Several communities have successfully formalized Active Design strategies within their policies and codes (Sacramento County is a standout). Yet many others struggle with the question, “where do we even begin?” Advocates for Active Design may be concerned that cost implications or a lack of political will might stifle their aspirations. When barriers are seemingly high, tactical urbanism approaches can offer affordable, rapid-fire solutions and change the way people think about their streets and public spaces.
This approach is exemplified in the work of Jason Roberts, who initiated the very first Better Block Project in Dallas after realizing the vibrant street life he loved in Europe was untenable under Dallas city code. For one weekend in 2010, Roberts collaborated with friends and neighbors to transform a blighted street in their Oak Cliff neighborhood into their vision for neighborhood revitalization. They installed bike lanes, landscaping, sidewalk seating, and pop-up businesses in vacant storefronts—and posted a list of all the ordinances they were violating.

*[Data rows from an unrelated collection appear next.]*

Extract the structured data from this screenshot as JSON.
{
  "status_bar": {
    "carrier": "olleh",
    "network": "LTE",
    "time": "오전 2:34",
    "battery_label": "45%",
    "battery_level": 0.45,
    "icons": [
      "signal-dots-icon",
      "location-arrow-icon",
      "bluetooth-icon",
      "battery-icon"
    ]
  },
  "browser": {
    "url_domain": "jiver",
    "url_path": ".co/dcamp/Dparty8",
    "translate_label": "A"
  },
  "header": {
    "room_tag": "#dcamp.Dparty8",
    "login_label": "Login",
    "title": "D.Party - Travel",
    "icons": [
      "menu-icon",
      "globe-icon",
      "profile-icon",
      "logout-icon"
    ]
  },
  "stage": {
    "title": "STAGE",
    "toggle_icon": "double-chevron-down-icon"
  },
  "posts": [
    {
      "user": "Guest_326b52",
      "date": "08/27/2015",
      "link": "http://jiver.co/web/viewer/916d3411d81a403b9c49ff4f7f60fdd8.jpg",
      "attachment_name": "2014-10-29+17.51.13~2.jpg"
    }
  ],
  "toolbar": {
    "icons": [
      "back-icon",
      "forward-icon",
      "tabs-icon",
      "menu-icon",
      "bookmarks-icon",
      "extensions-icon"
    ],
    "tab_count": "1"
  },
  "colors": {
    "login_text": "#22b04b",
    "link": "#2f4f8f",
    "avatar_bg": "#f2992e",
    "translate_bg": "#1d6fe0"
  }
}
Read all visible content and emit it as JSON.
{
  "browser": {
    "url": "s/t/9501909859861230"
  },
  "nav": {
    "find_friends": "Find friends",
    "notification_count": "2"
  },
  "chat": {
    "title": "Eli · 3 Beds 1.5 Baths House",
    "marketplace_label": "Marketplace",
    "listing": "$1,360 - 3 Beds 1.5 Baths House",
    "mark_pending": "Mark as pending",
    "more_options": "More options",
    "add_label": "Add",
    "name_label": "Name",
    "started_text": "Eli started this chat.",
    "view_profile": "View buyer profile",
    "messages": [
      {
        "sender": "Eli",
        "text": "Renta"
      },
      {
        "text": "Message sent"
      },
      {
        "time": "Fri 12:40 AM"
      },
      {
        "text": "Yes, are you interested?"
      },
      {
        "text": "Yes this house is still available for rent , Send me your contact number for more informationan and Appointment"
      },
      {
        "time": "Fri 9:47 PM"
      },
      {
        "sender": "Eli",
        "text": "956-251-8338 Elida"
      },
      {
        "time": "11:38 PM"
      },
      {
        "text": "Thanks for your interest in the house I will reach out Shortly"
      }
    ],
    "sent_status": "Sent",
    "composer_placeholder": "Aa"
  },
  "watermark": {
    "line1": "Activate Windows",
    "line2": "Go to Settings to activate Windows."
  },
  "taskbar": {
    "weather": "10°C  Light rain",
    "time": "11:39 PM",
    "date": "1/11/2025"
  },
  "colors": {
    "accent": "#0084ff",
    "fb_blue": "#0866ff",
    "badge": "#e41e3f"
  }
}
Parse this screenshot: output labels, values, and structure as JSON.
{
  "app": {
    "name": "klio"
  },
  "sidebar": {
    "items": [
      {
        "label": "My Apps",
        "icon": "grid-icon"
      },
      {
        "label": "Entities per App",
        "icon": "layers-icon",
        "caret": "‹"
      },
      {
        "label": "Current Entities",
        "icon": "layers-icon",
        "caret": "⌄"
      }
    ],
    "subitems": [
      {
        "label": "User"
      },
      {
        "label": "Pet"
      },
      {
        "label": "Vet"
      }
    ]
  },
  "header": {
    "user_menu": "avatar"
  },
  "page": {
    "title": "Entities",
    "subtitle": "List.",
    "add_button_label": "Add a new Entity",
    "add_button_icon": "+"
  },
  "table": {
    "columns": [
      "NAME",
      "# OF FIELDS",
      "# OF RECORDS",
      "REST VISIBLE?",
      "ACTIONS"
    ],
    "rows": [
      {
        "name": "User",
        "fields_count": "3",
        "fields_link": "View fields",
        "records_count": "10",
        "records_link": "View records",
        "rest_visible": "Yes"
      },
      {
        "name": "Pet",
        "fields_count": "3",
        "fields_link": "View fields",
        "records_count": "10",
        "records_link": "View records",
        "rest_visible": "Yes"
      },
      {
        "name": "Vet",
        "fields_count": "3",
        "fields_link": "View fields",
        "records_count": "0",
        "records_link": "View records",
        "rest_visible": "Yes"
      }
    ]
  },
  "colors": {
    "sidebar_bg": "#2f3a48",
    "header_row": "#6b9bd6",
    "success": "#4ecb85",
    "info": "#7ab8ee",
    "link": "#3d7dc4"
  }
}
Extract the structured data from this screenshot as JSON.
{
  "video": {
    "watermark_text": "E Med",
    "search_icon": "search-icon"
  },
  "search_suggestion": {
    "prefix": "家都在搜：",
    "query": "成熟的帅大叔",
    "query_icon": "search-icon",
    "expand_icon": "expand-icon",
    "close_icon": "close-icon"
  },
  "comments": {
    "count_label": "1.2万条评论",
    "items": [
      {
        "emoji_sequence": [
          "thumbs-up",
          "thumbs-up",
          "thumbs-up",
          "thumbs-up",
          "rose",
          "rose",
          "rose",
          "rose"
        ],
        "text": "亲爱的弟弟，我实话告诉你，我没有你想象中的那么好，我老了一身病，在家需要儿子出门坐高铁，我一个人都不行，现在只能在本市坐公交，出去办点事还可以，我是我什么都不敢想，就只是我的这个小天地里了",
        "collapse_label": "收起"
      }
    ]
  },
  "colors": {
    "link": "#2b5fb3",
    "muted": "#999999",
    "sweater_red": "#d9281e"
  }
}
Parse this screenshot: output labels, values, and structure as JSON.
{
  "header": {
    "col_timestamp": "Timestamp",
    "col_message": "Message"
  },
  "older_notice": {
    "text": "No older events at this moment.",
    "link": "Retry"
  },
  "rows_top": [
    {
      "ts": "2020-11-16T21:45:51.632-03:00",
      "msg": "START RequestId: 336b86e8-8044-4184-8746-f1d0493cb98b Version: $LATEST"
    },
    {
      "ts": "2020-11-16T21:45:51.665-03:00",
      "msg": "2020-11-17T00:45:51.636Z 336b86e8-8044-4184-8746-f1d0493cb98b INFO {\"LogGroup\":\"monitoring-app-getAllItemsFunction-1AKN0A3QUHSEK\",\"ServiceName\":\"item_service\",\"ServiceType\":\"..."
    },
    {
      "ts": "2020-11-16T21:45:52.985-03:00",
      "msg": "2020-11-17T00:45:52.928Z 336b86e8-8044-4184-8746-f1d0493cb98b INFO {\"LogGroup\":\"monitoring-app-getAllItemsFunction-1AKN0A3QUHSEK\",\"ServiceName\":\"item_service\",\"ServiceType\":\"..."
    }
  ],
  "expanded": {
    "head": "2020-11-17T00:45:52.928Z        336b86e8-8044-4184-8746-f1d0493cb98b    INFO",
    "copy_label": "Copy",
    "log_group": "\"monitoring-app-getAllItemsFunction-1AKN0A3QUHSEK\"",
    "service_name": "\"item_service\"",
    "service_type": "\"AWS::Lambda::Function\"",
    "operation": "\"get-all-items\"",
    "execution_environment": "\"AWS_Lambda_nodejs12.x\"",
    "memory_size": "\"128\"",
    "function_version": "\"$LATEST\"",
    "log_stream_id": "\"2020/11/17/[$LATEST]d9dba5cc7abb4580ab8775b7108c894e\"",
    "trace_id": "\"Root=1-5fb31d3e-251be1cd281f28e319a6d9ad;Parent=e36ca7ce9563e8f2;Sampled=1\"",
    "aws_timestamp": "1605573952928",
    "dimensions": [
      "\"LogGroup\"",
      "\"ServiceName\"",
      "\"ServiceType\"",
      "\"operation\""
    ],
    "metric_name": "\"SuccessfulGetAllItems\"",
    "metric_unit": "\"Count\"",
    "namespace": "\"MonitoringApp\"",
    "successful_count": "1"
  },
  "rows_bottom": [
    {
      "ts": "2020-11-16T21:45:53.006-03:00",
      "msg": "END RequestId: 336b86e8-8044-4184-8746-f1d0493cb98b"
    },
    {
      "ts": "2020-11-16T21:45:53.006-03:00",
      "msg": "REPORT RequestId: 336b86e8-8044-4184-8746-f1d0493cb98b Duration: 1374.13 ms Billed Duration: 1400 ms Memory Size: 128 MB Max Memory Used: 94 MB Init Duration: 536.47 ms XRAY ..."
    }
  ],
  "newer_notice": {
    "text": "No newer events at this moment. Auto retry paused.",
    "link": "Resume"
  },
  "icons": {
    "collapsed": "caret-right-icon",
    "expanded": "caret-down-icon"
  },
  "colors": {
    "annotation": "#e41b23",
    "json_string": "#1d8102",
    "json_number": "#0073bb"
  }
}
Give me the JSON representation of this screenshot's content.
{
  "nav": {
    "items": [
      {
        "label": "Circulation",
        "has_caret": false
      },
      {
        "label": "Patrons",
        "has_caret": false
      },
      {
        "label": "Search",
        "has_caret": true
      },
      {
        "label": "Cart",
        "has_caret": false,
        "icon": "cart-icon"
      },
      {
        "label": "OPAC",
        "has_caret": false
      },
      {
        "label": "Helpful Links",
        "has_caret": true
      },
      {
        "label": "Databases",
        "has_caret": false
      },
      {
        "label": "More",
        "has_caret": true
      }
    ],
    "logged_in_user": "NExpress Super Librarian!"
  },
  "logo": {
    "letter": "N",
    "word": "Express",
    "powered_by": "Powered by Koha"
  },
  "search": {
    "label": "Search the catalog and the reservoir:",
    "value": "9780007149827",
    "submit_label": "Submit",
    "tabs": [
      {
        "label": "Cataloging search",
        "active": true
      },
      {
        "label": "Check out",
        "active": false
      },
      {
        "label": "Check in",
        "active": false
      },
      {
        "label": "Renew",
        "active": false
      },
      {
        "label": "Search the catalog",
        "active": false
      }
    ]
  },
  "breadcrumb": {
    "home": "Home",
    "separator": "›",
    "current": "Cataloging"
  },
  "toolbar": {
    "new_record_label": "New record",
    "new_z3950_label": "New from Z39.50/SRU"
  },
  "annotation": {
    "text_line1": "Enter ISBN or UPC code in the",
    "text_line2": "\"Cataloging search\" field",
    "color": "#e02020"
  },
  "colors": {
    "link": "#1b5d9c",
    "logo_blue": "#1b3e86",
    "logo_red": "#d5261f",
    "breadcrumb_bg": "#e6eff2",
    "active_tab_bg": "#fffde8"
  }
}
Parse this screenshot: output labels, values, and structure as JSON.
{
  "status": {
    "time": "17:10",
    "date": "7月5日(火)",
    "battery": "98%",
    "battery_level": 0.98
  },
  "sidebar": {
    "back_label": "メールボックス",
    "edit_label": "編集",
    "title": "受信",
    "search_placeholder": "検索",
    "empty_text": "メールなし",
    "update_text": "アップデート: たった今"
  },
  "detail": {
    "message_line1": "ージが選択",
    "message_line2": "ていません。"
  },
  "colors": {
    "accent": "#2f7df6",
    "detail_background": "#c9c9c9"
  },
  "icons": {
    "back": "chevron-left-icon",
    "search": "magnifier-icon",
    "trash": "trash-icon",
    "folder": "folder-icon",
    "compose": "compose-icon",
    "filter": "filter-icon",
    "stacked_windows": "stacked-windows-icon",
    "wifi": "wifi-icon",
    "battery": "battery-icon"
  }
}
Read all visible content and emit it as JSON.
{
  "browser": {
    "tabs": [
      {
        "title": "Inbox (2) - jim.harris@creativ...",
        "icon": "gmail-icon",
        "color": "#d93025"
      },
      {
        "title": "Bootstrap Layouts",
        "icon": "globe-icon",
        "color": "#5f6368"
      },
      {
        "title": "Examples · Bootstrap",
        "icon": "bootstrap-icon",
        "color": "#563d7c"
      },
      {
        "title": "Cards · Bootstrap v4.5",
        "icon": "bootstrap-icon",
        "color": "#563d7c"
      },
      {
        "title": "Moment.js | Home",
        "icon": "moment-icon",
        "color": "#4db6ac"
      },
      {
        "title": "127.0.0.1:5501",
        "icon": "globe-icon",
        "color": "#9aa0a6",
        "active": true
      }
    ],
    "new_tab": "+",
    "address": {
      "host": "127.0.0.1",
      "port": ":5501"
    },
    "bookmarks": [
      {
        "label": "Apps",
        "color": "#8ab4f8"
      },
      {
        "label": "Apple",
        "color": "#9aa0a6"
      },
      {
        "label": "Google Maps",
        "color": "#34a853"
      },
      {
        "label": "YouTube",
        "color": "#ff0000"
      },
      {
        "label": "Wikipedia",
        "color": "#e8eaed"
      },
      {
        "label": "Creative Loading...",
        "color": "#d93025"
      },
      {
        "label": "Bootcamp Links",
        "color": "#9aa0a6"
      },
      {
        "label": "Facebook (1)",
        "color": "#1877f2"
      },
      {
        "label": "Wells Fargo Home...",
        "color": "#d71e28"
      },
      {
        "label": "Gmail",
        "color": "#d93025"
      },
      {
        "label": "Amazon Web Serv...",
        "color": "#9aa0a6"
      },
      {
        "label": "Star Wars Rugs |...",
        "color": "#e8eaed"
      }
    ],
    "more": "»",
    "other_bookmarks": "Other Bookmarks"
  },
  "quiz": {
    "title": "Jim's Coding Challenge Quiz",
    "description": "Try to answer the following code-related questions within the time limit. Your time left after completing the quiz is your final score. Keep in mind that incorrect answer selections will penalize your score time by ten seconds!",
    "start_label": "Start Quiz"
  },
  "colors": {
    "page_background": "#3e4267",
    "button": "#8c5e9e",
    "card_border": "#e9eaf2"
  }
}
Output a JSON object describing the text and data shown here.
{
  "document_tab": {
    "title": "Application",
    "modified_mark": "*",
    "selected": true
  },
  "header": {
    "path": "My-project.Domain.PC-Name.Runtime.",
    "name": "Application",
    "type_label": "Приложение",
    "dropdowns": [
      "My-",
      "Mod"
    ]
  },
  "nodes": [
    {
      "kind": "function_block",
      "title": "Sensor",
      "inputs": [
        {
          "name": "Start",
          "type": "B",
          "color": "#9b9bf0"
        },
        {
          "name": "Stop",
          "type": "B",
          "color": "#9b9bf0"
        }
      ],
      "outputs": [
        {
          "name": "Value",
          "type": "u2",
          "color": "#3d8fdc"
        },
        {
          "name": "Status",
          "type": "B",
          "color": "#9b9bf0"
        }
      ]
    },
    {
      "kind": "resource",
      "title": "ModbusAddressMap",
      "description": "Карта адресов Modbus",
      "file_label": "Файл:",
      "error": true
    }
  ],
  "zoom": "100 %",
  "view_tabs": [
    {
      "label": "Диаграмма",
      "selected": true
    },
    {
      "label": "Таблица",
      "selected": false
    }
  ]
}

The project led to significant permanent changes that support a healthier, more engaged neighborhood, including revisions to the outdated zoning code, cost reductions for the ordinance allowing al fresco seating, permanent new business development, and adoption of bike and two-way auto infrastructure scheduled to be installed along the corridor. Today, the Better Block approach has gathered momentum in cities around the world and the Better Block Foundation has been established to provide a how-to guide for communities seeking to embrace this innovative tactic.
Roberts’ approach represents just one method in the tactical urbanism toolbox, which is unpacked in Tactical Urbanism: Short-Term Action, Long-Term Change, published by The Street Plans Collaborative. According to this open source guide, tactical urbanism can be defined by a number of characteristics, including a phased approach, local ideas, short-term commitment, low risk (with potential for high reward), and the development of social capital and collaborative partnerships. At their core, acts of tactical urbanism allow for creative, flexible experimentation with public space.
The examples provided in Tactical Urbanism have been adopted in communities across the U.S., leading to lasting changes that support community health and engagement. New York City’s Plaza Program is a city-driven initiative that partners with non-profit organizations to convert underutilized roadways into new public spaces. The interim use of paint, plantings, and moveable seating allows pilot plazas to pop up almost overnight; the most successful projects later become permanent through capital construction plans. Portland’s Depave initiative began in 2007 when neighborhood activists decided to target underutilized parking lots and driveways to remove unnecessary pavement and create community green spaces that mitigate stormwater runoff. Today, Depave has blossomed into an influential non-profit that receives federal and state funding.
In addition to creating new spaces, tactical urbanism provides an excellent method for activating and revitalizing existing public spaces. The Miami Foundation sponsors an annual Public Space Challenge to crowd-source ideas for making public spaces more vibrant, and funds over a dozen projects each year (like this Public Stair Activation at the Brickell Metro Station.) Projects inspire new ways to interact with neighbors and strangers, and help infuse neighborhoods with a spirit of surprise and playfulness. In 2015, half of the winning submissions were adopted as permanent installations, demonstrating the Challenge’s capacity to drive long-term improvements.
Whether sanctioned or unsanctioned, grassroots-driven or orchestrated by public agencies, tactical urbanism has become a widely adopted approach to bringing community health and engagement to the core of neighborhood planning. While long-term results can be very powerful, even temporary, playful tactics can have a permanent impact on people’s perception of what their community can be.